Look for the string "wallet" in the listing. Copy each line that has it.

=== Section Start ===

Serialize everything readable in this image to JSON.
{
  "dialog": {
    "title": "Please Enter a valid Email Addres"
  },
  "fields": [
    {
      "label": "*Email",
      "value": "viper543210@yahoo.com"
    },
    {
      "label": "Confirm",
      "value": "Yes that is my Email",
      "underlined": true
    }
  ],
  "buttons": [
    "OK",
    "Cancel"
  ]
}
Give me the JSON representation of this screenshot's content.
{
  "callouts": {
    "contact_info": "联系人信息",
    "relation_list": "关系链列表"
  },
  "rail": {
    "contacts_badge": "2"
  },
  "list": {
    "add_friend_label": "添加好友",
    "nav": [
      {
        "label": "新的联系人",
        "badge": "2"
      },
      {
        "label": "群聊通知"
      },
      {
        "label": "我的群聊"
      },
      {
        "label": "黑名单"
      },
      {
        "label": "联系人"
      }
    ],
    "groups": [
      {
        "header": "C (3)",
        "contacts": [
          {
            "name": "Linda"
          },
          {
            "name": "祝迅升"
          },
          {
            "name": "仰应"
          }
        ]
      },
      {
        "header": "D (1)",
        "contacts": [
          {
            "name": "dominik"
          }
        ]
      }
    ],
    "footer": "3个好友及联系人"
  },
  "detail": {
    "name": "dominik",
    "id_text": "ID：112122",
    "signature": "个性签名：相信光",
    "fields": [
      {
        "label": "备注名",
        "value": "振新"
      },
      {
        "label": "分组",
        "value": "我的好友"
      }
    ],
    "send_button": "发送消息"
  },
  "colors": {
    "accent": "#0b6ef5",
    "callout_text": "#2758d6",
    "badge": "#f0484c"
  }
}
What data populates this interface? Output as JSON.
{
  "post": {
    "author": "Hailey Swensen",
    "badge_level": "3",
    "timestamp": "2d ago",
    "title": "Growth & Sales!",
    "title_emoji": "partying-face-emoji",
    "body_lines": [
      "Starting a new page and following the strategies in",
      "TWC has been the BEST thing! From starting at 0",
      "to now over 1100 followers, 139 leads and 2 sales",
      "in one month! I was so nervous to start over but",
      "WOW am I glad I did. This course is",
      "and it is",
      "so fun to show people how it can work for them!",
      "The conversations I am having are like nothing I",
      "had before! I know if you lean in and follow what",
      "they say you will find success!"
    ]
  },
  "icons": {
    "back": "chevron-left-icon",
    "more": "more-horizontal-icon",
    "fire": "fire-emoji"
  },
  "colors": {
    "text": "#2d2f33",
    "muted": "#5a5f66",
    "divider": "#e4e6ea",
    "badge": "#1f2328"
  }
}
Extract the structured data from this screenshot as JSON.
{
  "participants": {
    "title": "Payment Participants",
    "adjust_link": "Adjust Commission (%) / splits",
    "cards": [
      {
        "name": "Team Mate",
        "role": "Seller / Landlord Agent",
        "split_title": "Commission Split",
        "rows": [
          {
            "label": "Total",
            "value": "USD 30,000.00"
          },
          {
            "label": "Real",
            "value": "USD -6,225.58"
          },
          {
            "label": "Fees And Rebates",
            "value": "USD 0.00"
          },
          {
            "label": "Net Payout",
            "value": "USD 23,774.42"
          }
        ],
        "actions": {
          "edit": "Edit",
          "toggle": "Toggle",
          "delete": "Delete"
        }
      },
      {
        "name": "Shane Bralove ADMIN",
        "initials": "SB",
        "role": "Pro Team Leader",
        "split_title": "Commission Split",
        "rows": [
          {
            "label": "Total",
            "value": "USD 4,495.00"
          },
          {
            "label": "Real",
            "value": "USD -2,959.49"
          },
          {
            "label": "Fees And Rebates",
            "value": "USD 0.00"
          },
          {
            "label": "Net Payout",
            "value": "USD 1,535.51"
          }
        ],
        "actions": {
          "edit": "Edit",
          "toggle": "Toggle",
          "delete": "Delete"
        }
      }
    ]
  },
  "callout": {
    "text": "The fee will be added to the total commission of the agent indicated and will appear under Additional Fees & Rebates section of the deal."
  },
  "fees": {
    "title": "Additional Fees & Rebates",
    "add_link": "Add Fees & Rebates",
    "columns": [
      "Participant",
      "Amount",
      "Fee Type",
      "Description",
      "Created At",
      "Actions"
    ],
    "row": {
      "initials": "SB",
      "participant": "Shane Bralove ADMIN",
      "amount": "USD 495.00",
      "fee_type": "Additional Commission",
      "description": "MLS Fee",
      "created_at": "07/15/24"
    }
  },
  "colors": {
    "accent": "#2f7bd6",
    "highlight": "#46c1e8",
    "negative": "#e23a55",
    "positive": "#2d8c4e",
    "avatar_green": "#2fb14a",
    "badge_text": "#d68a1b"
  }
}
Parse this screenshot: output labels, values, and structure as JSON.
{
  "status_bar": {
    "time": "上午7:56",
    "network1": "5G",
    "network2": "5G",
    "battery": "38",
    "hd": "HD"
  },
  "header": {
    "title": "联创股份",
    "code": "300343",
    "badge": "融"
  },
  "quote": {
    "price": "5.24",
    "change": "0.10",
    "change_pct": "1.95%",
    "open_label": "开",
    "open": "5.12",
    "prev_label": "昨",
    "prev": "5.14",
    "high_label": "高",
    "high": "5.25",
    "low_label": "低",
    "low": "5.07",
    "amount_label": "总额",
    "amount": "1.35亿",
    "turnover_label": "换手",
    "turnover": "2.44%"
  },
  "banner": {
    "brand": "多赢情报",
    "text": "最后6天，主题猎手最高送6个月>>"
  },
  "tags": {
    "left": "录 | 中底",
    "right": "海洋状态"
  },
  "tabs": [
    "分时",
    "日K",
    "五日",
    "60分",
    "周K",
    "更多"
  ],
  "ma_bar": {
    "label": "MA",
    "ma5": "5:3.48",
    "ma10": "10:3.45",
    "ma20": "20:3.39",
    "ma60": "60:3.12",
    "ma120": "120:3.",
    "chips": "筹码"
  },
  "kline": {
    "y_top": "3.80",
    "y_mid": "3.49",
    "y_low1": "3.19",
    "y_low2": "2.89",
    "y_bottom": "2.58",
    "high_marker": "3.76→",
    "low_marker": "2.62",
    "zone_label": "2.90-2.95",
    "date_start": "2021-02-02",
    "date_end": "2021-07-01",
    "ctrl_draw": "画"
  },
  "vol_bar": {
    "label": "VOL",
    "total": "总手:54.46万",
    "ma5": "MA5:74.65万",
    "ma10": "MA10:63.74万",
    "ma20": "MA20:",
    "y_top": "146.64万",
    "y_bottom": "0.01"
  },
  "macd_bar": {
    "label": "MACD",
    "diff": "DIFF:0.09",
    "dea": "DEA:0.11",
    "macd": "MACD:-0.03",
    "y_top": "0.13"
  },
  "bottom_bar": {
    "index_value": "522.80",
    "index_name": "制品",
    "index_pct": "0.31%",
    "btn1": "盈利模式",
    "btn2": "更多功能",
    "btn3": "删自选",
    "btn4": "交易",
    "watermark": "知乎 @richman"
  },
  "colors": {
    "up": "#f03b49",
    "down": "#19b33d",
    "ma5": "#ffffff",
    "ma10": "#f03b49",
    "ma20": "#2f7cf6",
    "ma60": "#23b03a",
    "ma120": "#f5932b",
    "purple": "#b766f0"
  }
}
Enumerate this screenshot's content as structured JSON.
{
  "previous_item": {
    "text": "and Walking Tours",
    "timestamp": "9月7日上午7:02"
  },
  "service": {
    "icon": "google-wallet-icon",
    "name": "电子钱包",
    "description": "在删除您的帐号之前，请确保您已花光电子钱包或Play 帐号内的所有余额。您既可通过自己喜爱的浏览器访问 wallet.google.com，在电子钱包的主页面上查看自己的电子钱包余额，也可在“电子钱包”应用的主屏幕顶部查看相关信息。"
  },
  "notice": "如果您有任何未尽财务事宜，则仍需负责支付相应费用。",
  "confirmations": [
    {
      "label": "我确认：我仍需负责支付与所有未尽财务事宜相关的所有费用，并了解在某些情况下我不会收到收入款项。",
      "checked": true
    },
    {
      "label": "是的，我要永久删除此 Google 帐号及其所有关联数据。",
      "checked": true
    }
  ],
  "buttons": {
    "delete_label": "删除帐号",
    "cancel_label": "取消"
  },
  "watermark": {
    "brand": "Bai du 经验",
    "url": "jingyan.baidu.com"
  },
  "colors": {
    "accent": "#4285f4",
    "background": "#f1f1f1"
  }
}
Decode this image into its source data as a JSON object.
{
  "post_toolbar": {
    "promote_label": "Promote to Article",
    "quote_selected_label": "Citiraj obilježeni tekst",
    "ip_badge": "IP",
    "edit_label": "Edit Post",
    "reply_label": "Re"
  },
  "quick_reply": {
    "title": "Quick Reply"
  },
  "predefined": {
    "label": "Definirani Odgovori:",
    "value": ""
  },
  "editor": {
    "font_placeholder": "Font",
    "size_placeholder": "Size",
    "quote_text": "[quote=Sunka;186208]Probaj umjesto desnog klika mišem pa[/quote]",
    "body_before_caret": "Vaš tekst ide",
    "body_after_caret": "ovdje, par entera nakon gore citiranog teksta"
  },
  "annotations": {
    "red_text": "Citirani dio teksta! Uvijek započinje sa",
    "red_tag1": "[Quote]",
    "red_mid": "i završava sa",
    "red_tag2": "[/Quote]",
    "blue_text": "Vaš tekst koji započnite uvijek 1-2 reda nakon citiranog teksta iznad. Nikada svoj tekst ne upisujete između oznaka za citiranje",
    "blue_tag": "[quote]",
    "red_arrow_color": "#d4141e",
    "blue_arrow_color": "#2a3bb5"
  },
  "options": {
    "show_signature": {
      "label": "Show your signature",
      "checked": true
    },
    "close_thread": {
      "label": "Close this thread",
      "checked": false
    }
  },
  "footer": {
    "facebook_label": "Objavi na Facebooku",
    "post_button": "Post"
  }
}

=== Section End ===

- Exercise output
    "icon": "google-wallet-icon",
    "description": "在删除您的帐号之前，请确保您已花光电子钱包或Play 帐号内的所有余额。您既可通过自己喜爱的浏览器访问 wallet.google.com，在电子钱包的主页面上查看自己的电子钱包余额，也可在“电子钱包”应用的主屏幕顶部查看相关信息。"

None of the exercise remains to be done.